I decided to try Geotagging for myself, to see how easy it really is, and to see how the different types of camera-based receivers and the associated software measure up. This isn't a group test as such, since I've already separately reviewed four of the products that I'll be using. It's more of an overview so you'll have a better understanding of future reviews of GPS units.
For my little expedition I've selected five different receivers. I've got the Sony GPS-CS1 (£80), the ATP PhotoFinder Mini (£92), the Nikon P6000 (£286) which has a built-in GPS receiver, the Nikon D90 DSLR fitted with the optional GP-1 GPS unit (approx £170), and finally a new device, the hot-shoe-mounted Jobo photoGPS, which is currently selling for around £159.
As you might expect from five such diverse gadgets, they all approach the task in a different way. The cheapest unit is the Sony GPS-CS1, launched in 2007, which was one of the first camera GPS units to be available. It is a stand-alone device that is carried clipped onto your camera strap or from your belt using a large plastic karabiner clip.
You have to switch the unit on some minutes before you start shooting your pictures, because it does take a while to lock on to a satellite signal, but then the device keeps a continuous log of its position and the time every few minutes, stored in its internal memory.
When you get home after a day's photography, you simply download your photos, plug the gadget into your computer via USB, the supplied software compares this stored data with the time recoded by your camera in the EXIF data of each photo, and adds the appropriate GPS co-ordinates. Obviously you need to set your camera's date and time accurately for this to work.
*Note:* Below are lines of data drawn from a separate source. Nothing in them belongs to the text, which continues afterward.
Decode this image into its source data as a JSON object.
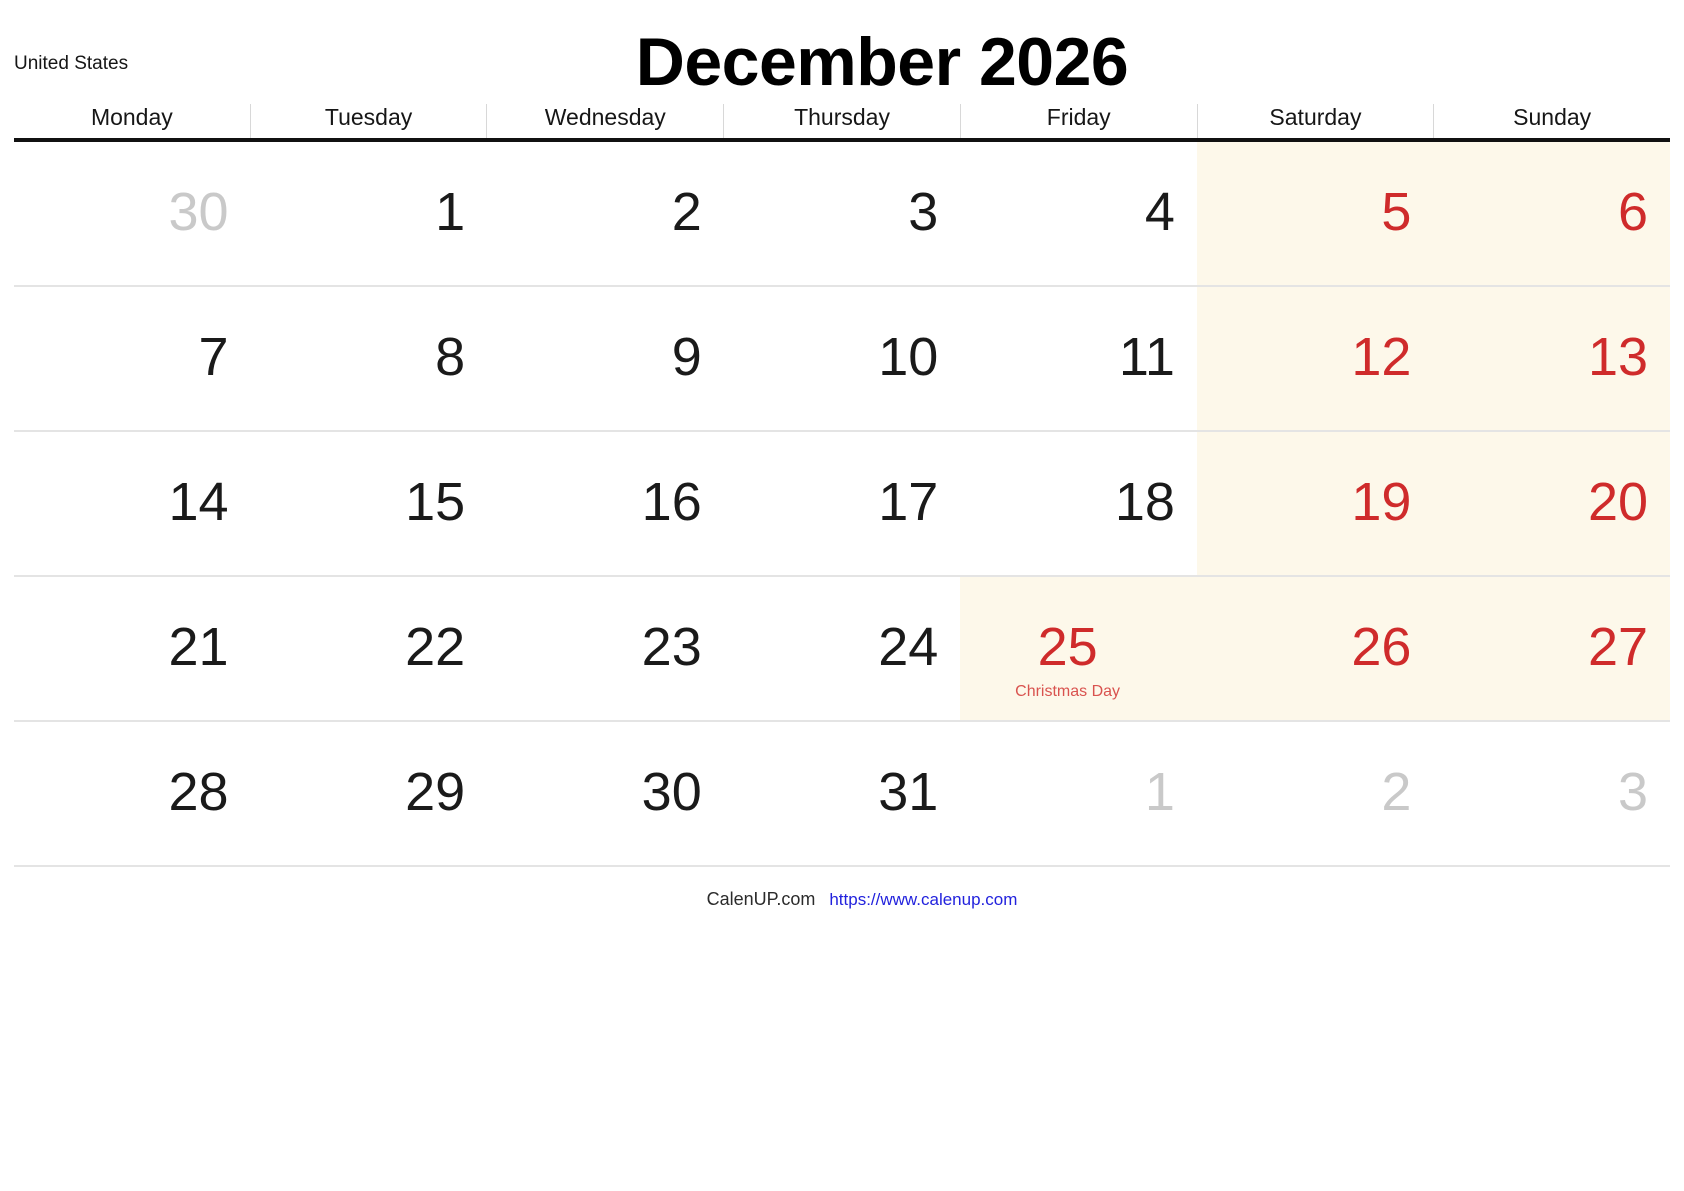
{
  "header": {
    "country": "United States",
    "title": "December 2026"
  },
  "colors": {
    "weekend_bg": "#fdf8ea",
    "weekend_text": "#cf2b2b",
    "muted_text": "#c9c9c9",
    "holiday_text": "#d9534f",
    "link": "#2222dd",
    "header_rule": "#111111",
    "row_rule": "#e4e4e4"
  },
  "weekdays": [
    "Monday",
    "Tuesday",
    "Wednesday",
    "Thursday",
    "Friday",
    "Saturday",
    "Sunday"
  ],
  "weeks": [
    [
      {
        "day": "30",
        "style": "muted",
        "weekend_bg": false,
        "holiday": ""
      },
      {
        "day": "1",
        "style": "normal",
        "weekend_bg": false,
        "holiday": ""
      },
      {
        "day": "2",
        "style": "normal",
        "weekend_bg": false,
        "holiday": ""
      },
      {
        "day": "3",
        "style": "normal",
        "weekend_bg": false,
        "holiday": ""
      },
      {
        "day": "4",
        "style": "normal",
        "weekend_bg": false,
        "holiday": ""
      },
      {
        "day": "5",
        "style": "red",
        "weekend_bg": true,
        "holiday": ""
      },
      {
        "day": "6",
        "style": "red",
        "weekend_bg": true,
        "holiday": ""
      }
    ],
    [
      {
        "day": "7",
        "style": "normal",
        "weekend_bg": false,
        "holiday": ""
      },
      {
        "day": "8",
        "style": "normal",
        "weekend_bg": false,
        "holiday": ""
      },
      {
        "day": "9",
        "style": "normal",
        "weekend_bg": false,
        "holiday": ""
      },
      {
        "day": "10",
        "style": "normal",
        "weekend_bg": false,
        "holiday": ""
      },
      {
        "day": "11",
        "style": "normal",
        "weekend_bg": false,
        "holiday": ""
      },
      {
        "day": "12",
        "style": "red",
        "weekend_bg": true,
        "holiday": ""
      },
      {
        "day": "13",
        "style": "red",
        "weekend_bg": true,
        "holiday": ""
      }
    ],
    [
      {
        "day": "14",
        "style": "normal",
        "weekend_bg": false,
        "holiday": ""
      },
      {
        "day": "15",
        "style": "normal",
        "weekend_bg": false,
        "holiday": ""
      },
      {
        "day": "16",
        "style": "normal",
        "weekend_bg": false,
        "holiday": ""
      },
      {
        "day": "17",
        "style": "normal",
        "weekend_bg": false,
        "holiday": ""
      },
      {
        "day": "18",
        "style": "normal",
        "weekend_bg": false,
        "holiday": ""
      },
      {
        "day": "19",
        "style": "red",
        "weekend_bg": true,
        "holiday": ""
      },
      {
        "day": "20",
        "style": "red",
        "weekend_bg": true,
        "holiday": ""
      }
    ],
    [
      {
        "day": "21",
        "style": "normal",
        "weekend_bg": false,
        "holiday": ""
      },
      {
        "day": "22",
        "style": "normal",
        "weekend_bg": false,
        "holiday": ""
      },
      {
        "day": "23",
        "style": "normal",
        "weekend_bg": false,
        "holiday": ""
      },
      {
        "day": "24",
        "style": "normal",
        "weekend_bg": false,
        "holiday": ""
      },
      {
        "day": "25",
        "style": "red",
        "weekend_bg": true,
        "holiday": "Christmas Day"
      },
      {
        "day": "26",
        "style": "red",
        "weekend_bg": true,
        "holiday": ""
      },
      {
        "day": "27",
        "style": "red",
        "weekend_bg": true,
        "holiday": ""
      }
    ],
    [
      {
        "day": "28",
        "style": "normal",
        "weekend_bg": false,
        "holiday": ""
      },
      {
        "day": "29",
        "style": "normal",
        "weekend_bg": false,
        "holiday": ""
      },
      {
        "day": "30",
        "style": "normal",
        "weekend_bg": false,
        "holiday": ""
      },
      {
        "day": "31",
        "style": "normal",
        "weekend_bg": false,
        "holiday": ""
      },
      {
        "day": "1",
        "style": "muted",
        "weekend_bg": false,
        "holiday": ""
      },
      {
        "day": "2",
        "style": "muted",
        "weekend_bg": false,
        "holiday": ""
      },
      {
        "day": "3",
        "style": "muted",
        "weekend_bg": false,
        "holiday": ""
      }
    ]
  ],
  "footer": {
    "brand": "CalenUP.com",
    "url": "https://www.calenup.com"
  }
}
In practice the Sony proved to be reliable and reasonably accurate as long as it had an unobstructed view of the sky, but it was easily blocked by nearby tall buildings, and wouldn't work inside a car. It also took the longest to get an initial lock onto the satellite signal, as long as ten minutes when first activated, although turning it off for short periods to conserve its single AA battery revealed that it was much quicker to recover the signal, as long as too much time hadn't passed. Location accuracy was generally accurate to within about 10-15 metres, but there were some rogue readings that were hundreds of meters off, as a result of the receiver temporarily losing the satellite signal.